Von der Leyen pledges to help return Ukrainian children
Опубликовано: Friday, 24 March 2023 07:17
European Commission president Ursula von der Leyen (r) in Ukraine in February with Ukrainian deputy prime minister Olga Stefanyshyna (Photo: ec.europa.eu)

The European Commission and Poland are to hold an international conference to help find some 16,000 Ukrainian children abducted by Russia.

"We aim to put international pressure to make all possible efforts to establish the whereabouts of the children," EU Commission president Ursula von der Leyen said at the EU summit in Brussels on Thursday (23 March).

  • Von der Leyen at the EU summit in Brussels on Thursday (Photo: ec.europa.eu)

"It’s a horrible reminder of the darkest times of our history," she said. "It’s something especially important to me," she added.

It was "an extraordinary act of barbarity", Polish prime minister Mateusz Morawiecki also said.

"The European Commission realises that Poland can be the best partner in publicising this issue internationally. We have also been asked for this by the Ukrainian side," he added.

Russia has taken some 16,200 Ukrainian children over the past 12 months as part of its campaign of terror, Ukraine says, just 300 of whom made it home so far.

The EU-Polish project will also rely on UN agencies to trace them and try to extract them from Russian adoptive families and foster homes.

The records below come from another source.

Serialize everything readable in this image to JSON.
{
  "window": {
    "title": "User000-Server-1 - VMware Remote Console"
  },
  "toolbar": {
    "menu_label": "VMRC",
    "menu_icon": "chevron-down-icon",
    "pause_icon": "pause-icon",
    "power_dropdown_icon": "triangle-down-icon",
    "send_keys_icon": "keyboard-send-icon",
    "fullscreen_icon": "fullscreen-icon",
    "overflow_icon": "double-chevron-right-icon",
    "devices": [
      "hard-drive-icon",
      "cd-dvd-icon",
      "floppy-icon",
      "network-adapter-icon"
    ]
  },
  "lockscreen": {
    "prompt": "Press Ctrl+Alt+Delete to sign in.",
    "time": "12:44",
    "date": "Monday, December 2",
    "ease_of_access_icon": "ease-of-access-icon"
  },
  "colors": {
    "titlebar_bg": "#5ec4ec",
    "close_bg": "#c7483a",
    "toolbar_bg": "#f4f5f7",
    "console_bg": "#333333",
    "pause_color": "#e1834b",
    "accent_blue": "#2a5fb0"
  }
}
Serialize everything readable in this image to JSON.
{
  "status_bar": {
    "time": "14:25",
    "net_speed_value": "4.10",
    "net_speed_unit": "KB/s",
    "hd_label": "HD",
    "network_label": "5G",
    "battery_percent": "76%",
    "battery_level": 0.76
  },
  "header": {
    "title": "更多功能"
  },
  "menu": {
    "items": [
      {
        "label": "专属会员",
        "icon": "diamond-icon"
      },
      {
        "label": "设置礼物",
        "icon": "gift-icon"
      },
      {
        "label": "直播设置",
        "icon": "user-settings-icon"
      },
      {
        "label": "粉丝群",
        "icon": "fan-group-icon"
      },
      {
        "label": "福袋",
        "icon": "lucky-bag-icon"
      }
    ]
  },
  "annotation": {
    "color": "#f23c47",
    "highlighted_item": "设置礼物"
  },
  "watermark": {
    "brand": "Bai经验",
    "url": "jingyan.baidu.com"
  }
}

The international conference, details of which are not yet public, will be "just the beginning of very, very hard work", von der Leyen said.

The EU was also preparing an 11th round of Russia sanctions, she confirmed.

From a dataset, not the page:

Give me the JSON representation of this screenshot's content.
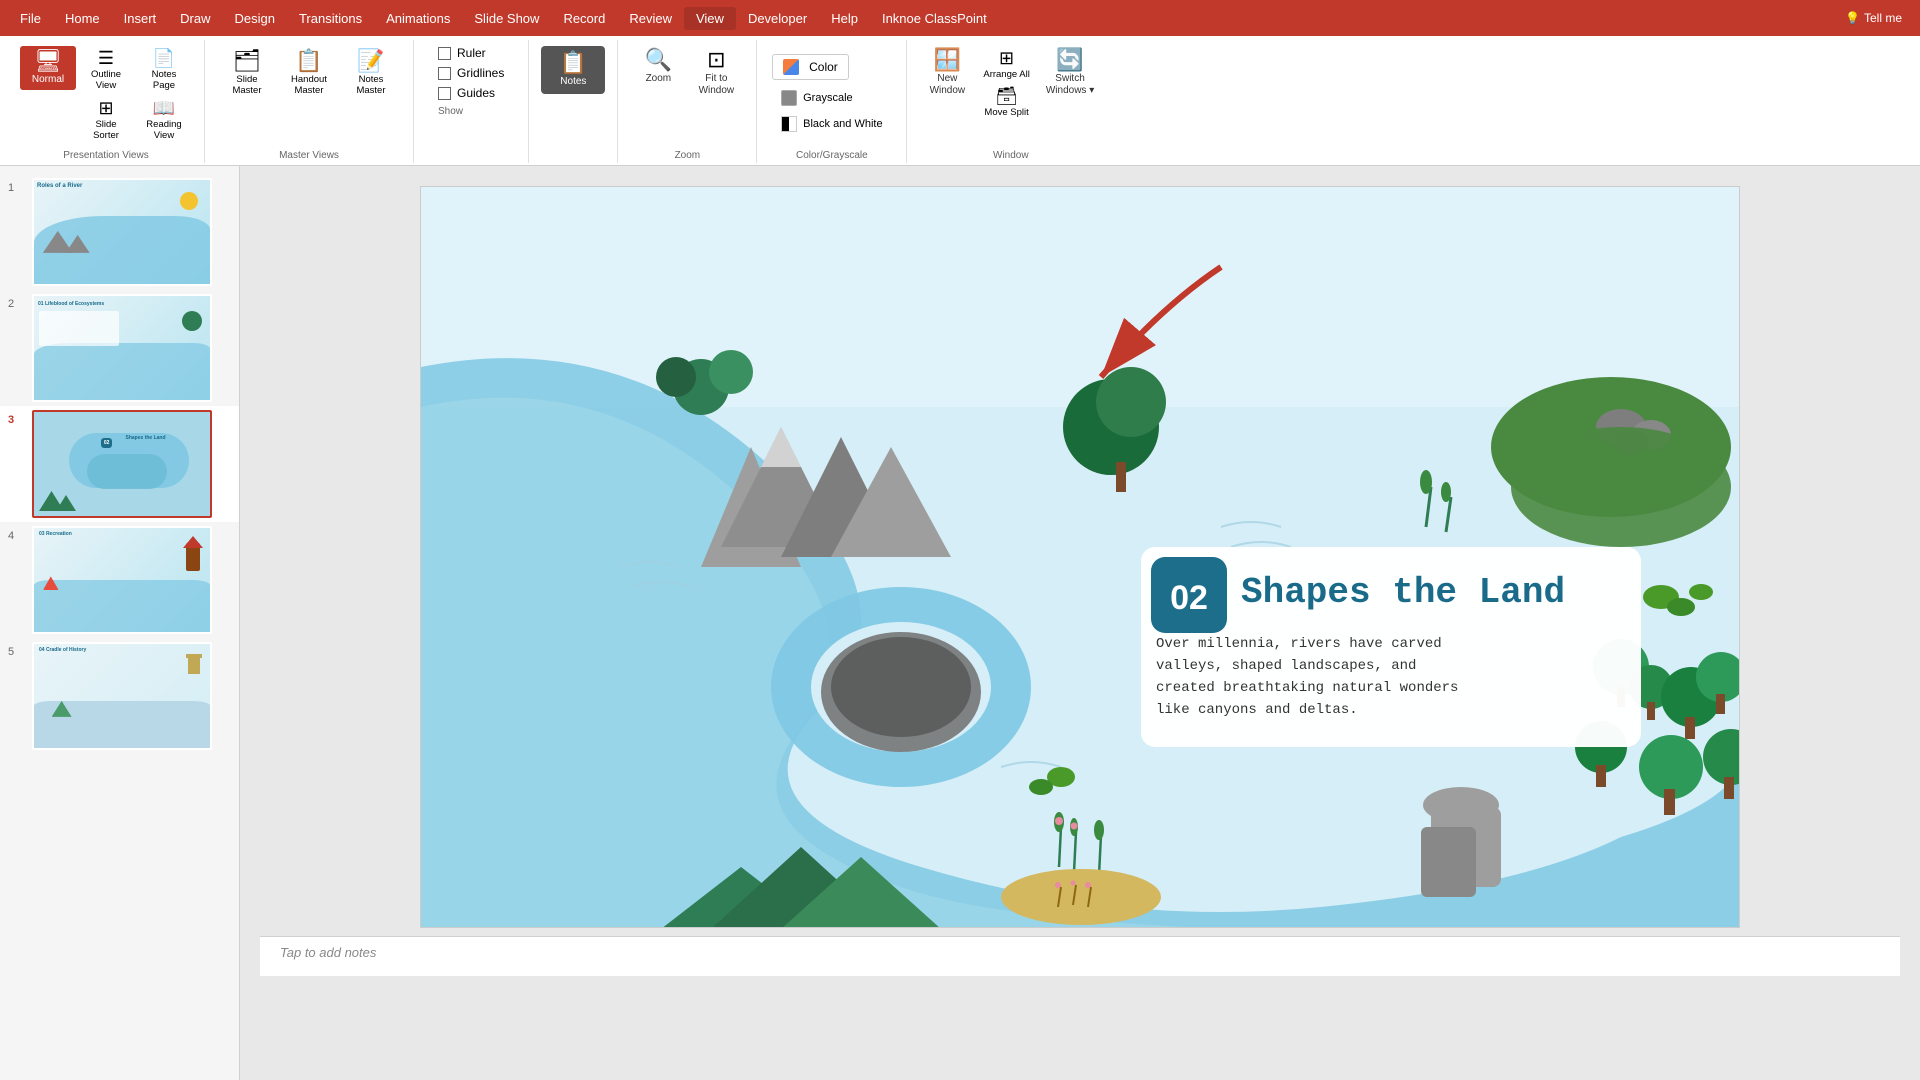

"The 11th package [of sanctions] will mainly deal with the question of [sanctions] circumvention and how we can go against it," she said.

An EU special envoy was already touring third countries believed to be helping Russia get prohibited technology, she added.

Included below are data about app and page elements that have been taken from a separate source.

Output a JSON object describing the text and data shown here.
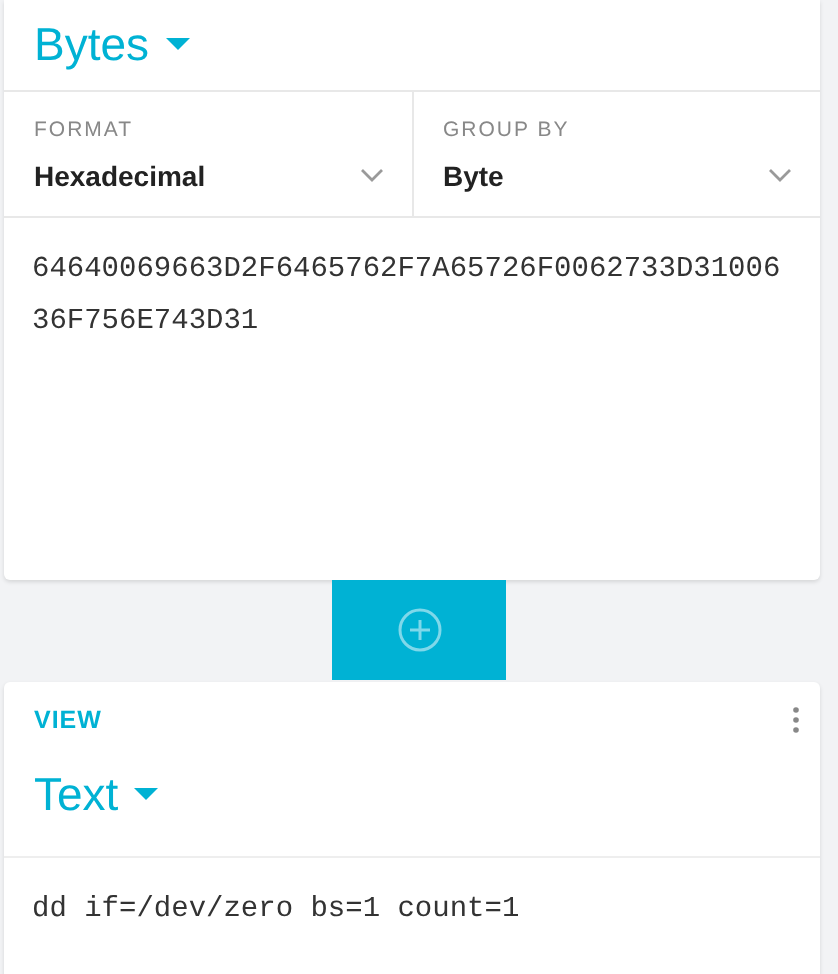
{
  "input_card": {
    "title": "Bytes",
    "fields": [
      {
        "label": "FORMAT",
        "value": "Hexadecimal"
      },
      {
        "label": "GROUP BY",
        "value": "Byte"
      }
    ],
    "content": "64640069663D2F6465762F7A65726F0062733D3100636F756E743D31"
  },
  "output_card": {
    "section_label": "VIEW",
    "title": "Text",
    "content": "dd if=/dev/zero bs=1 count=1"
  }
}
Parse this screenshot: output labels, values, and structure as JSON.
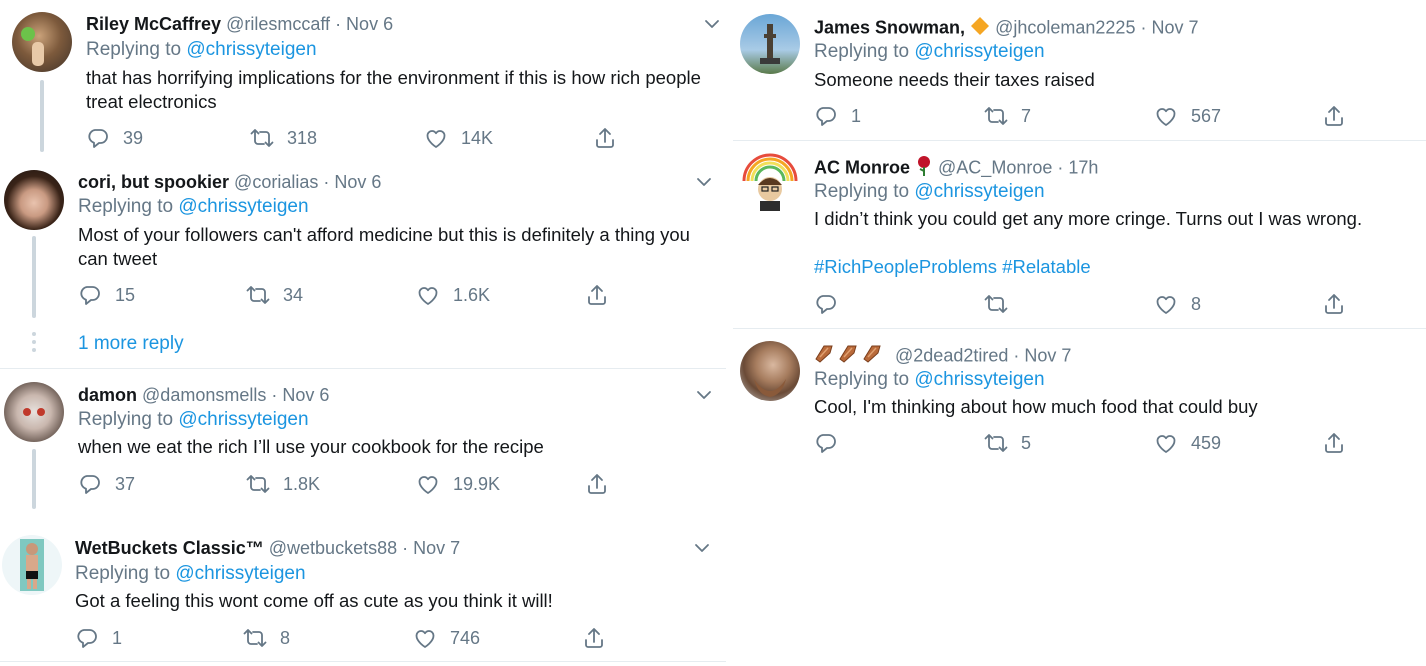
{
  "left": {
    "tweets": [
      {
        "name": "Riley McCaffrey",
        "handle": "@rilesmccaff",
        "date": "· Nov 6",
        "replying": "Replying to",
        "mention": "@chrissyteigen",
        "text": "that has horrifying implications for the environment if this is how rich people treat electronics",
        "replies": "39",
        "retweets": "318",
        "likes": "14K"
      },
      {
        "name": "cori, but spookier",
        "handle": "@corialias",
        "date": "· Nov 6",
        "replying": "Replying to",
        "mention": "@chrissyteigen",
        "text": "Most of your followers can't afford medicine but this is definitely a thing you can tweet",
        "replies": "15",
        "retweets": "34",
        "likes": "1.6K"
      },
      {
        "name": "damon",
        "handle": "@damonsmells",
        "date": "· Nov 6",
        "replying": "Replying to",
        "mention": "@chrissyteigen",
        "text": "when we eat the rich I’ll use your cookbook for the recipe",
        "replies": "37",
        "retweets": "1.8K",
        "likes": "19.9K"
      },
      {
        "name": "WetBuckets Classic™",
        "handle": "@wetbuckets88",
        "date": "· Nov 7",
        "replying": "Replying to",
        "mention": "@chrissyteigen",
        "text": "Got a feeling this wont come off as cute as you think it will!",
        "replies": "1",
        "retweets": "8",
        "likes": "746"
      }
    ],
    "more_reply": "1 more reply"
  },
  "right": {
    "tweets": [
      {
        "name": "James Snowman,",
        "handle": "@jhcoleman2225",
        "date": "· Nov 7",
        "replying": "Replying to",
        "mention": "@chrissyteigen",
        "text": "Someone needs their taxes raised",
        "replies": "1",
        "retweets": "7",
        "likes": "567"
      },
      {
        "name": "AC Monroe",
        "handle": "@AC_Monroe",
        "date": "· 17h",
        "replying": "Replying to",
        "mention": "@chrissyteigen",
        "text": "I didn’t think you could get any more cringe. Turns out I was wrong.",
        "hashtags": "#RichPeopleProblems #Relatable",
        "replies": "",
        "retweets": "",
        "likes": "8"
      },
      {
        "name": "",
        "handle": "@2dead2tired",
        "date": "· Nov 7",
        "replying": "Replying to",
        "mention": "@chrissyteigen",
        "text": "Cool, I'm thinking about how much food that could buy",
        "replies": "",
        "retweets": "5",
        "likes": "459"
      }
    ]
  },
  "icons": {
    "reply": "reply-icon",
    "retweet": "retweet-icon",
    "like": "heart-icon",
    "share": "share-icon",
    "more": "chevron-down-icon"
  },
  "colors": {
    "link": "#1b95e0",
    "meta": "#657786",
    "icon": "#657786",
    "divider": "#e6ecf0",
    "thread": "#ccd6dd"
  }
}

But counter-circumvention aside, Estonia has also said the EU should target more Russian banks and oligarchs.

Finland says more Russian elite family members should be listed, while Lithuania wants to go after Russian nuclear energy firm Rosatom.

Existing EU sanctions already cover Russian officials involved in the child-abduction programme.

The International Criminal Court (ICC) in the Hague issued a personal arrest warrant for Russian president Vladimir Putin last week over the stolen children.

German authorities have said they would arrest Putin if he landed on their territory, prompting former Russian president Dmitry Medvedev to issue fresh nuclear threats against Berlin on Thursday.

But von der Leyen, who is a former German defence minister, appeared unfazed by Moscow’s sabre-rattling following her EU meeting.

"This is a war crime," she said of Putin’s child abductions. "These criminal actions completely justify the arrest warrant issued by the ICC," she said.